# EXERCISE BRIEF
Line filter on the word "every": copy each matching line from the entries.

# MATERIAL FOR THIS TASK
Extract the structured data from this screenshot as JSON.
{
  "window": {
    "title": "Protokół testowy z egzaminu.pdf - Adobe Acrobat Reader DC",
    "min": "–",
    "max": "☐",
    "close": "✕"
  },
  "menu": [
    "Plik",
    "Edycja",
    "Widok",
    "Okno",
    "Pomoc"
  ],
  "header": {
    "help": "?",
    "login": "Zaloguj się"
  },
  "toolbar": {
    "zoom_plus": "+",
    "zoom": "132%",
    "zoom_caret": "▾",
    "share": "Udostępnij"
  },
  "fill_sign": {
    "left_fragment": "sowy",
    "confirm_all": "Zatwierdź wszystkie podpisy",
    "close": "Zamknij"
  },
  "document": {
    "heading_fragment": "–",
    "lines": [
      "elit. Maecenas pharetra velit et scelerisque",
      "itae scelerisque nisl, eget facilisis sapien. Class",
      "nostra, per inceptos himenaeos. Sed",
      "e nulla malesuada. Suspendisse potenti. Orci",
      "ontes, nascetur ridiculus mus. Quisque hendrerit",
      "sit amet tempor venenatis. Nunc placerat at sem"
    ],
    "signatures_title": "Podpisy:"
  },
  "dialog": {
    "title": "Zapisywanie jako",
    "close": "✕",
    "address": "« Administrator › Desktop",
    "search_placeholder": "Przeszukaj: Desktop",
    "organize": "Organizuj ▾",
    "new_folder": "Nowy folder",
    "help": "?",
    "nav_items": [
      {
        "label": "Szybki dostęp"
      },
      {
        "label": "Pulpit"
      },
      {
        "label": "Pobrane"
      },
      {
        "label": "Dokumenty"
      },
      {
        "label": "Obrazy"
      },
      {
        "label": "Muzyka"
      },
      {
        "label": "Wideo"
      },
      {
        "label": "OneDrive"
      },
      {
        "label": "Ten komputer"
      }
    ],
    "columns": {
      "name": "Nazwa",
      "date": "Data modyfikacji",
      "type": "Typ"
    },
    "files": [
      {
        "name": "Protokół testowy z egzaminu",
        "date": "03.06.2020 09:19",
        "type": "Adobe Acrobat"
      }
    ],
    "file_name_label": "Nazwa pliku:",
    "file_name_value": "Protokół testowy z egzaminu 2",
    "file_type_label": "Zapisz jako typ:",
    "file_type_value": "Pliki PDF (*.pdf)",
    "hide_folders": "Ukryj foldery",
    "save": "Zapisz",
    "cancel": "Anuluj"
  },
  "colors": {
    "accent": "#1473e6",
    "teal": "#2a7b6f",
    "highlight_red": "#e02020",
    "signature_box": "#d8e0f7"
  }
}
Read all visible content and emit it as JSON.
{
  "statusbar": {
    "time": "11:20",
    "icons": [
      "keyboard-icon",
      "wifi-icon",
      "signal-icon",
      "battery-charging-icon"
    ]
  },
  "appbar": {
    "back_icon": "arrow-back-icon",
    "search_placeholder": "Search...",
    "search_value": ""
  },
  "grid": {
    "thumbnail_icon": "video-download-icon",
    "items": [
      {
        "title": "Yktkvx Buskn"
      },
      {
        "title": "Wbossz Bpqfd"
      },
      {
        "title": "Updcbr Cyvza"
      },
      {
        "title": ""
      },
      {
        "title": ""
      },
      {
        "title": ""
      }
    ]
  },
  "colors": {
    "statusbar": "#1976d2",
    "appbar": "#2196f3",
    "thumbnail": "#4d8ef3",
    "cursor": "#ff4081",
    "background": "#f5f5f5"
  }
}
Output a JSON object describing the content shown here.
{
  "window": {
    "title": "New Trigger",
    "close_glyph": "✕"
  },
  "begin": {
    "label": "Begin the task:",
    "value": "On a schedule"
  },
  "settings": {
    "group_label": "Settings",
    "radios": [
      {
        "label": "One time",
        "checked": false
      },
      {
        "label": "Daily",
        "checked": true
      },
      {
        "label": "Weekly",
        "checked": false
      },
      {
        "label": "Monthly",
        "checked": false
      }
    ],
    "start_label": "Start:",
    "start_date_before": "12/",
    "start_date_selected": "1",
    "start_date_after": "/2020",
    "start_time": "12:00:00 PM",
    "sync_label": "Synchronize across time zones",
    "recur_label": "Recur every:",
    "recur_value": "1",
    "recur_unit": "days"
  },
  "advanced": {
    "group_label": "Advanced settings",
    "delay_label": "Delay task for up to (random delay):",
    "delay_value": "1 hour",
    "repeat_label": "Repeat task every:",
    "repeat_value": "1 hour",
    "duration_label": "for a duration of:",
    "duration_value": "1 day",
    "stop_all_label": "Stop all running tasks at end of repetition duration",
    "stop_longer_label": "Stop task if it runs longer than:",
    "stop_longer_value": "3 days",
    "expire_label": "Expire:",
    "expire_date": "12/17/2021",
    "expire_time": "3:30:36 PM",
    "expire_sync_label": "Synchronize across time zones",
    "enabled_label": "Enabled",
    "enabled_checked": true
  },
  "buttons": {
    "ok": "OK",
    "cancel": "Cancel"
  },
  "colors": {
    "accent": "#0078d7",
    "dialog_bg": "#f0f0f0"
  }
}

# SOLVED PROBLEM
    "recur_label": "Recur every:",
    "repeat_label": "Repeat task every:",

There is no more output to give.